Find and copy the lines in the records beneath this task that contain the word "address".

Web page and app entries
# # #

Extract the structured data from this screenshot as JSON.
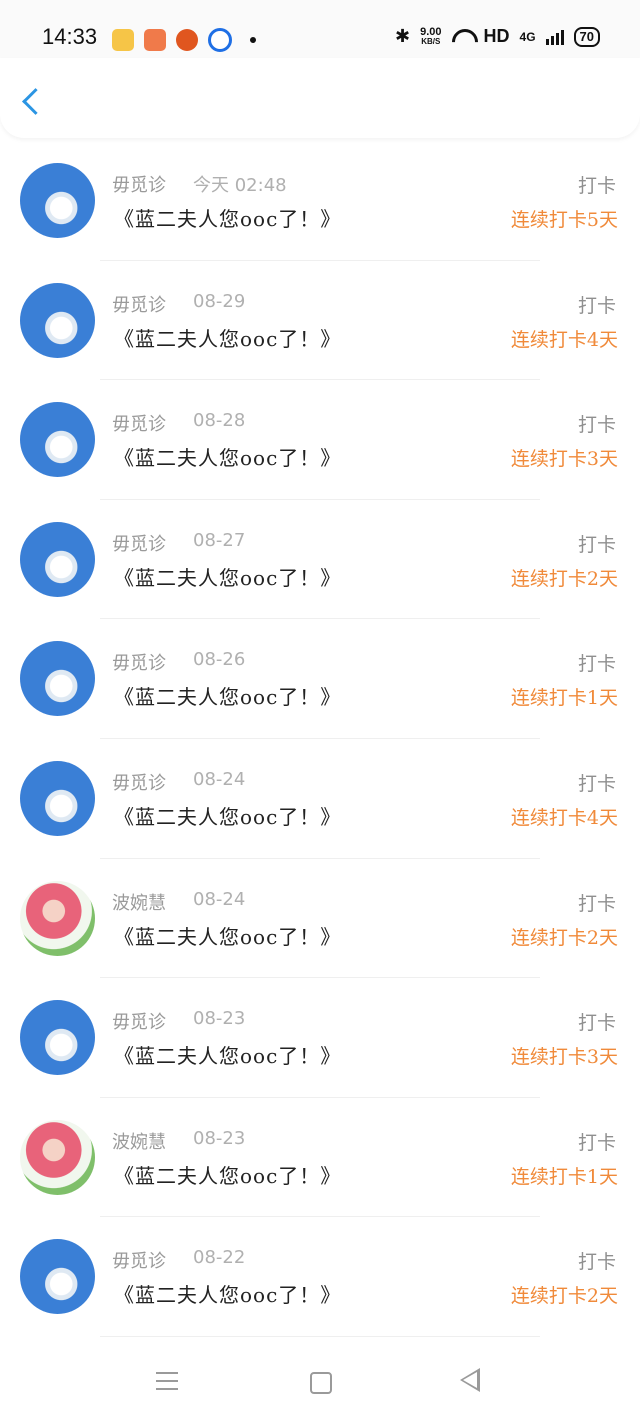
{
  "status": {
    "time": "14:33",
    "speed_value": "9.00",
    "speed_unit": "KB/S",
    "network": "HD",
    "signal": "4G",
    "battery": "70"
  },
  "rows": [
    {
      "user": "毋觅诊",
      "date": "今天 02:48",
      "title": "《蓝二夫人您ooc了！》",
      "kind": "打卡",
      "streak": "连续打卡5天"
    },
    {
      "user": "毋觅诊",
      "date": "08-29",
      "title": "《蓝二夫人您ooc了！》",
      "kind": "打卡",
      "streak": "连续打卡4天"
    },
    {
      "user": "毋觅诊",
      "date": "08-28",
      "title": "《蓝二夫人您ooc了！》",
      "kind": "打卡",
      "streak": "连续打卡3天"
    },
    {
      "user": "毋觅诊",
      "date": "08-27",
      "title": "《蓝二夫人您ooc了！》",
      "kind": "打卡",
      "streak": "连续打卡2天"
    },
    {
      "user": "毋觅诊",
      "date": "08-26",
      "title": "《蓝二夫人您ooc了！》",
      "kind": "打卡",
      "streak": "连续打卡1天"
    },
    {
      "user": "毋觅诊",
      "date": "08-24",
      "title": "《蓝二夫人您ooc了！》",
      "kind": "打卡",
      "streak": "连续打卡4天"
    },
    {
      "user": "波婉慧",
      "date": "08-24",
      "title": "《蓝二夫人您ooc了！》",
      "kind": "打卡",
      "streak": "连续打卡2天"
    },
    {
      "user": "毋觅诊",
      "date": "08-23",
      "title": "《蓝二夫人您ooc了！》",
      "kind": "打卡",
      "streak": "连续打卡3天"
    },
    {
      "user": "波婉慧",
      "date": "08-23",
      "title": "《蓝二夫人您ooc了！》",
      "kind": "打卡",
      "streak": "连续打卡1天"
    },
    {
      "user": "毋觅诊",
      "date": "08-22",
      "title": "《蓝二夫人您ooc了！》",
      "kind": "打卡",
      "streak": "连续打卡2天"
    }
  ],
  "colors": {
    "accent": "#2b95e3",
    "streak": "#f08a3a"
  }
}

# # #

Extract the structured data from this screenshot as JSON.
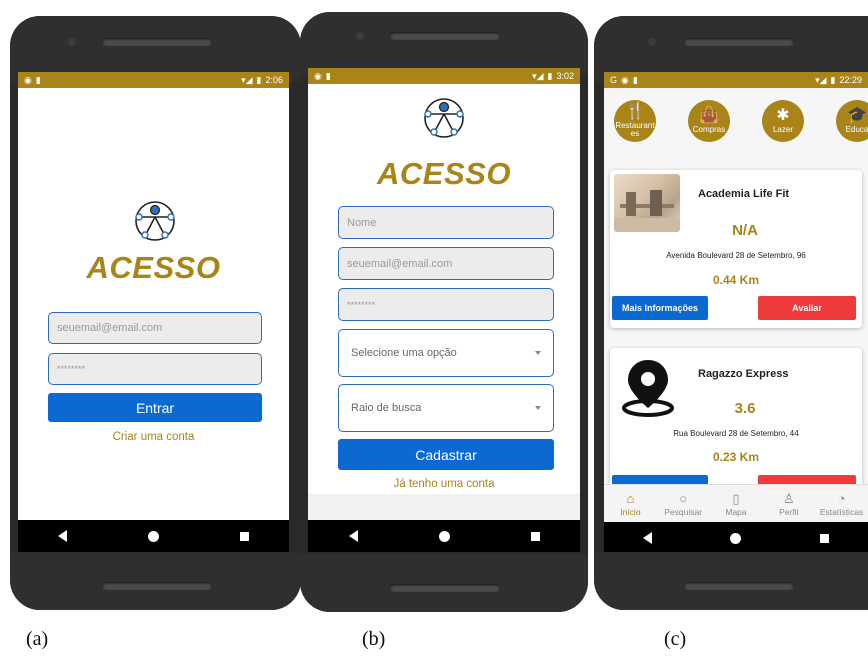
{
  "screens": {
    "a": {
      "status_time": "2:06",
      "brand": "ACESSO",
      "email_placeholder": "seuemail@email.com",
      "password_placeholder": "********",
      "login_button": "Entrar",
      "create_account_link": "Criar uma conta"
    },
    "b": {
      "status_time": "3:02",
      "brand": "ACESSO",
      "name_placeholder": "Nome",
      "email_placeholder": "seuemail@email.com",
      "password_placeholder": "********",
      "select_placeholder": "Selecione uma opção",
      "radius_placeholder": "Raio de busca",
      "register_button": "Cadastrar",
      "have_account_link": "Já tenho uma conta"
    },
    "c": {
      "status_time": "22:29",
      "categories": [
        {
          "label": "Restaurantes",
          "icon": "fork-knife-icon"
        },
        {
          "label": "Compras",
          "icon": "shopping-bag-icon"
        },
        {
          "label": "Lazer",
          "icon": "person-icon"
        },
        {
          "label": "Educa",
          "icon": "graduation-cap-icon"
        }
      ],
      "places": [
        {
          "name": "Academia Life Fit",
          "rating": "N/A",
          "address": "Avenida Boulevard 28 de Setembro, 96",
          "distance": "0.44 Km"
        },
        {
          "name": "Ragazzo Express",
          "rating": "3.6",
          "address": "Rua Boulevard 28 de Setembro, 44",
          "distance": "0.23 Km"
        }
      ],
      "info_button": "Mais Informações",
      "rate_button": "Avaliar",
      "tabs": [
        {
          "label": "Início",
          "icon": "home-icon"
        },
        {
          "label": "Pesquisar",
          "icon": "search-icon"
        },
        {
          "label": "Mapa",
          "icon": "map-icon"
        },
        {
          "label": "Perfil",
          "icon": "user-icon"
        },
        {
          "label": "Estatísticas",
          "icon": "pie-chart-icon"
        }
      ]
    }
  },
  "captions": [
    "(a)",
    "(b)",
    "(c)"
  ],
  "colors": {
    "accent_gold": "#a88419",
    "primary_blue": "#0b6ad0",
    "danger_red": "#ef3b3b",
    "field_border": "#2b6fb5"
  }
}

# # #

_Exercise output_:
          "address": "Avenida Boulevard 28 de Setembro, 96",
          "address": "Rua Boulevard 28 de Setembro, 44",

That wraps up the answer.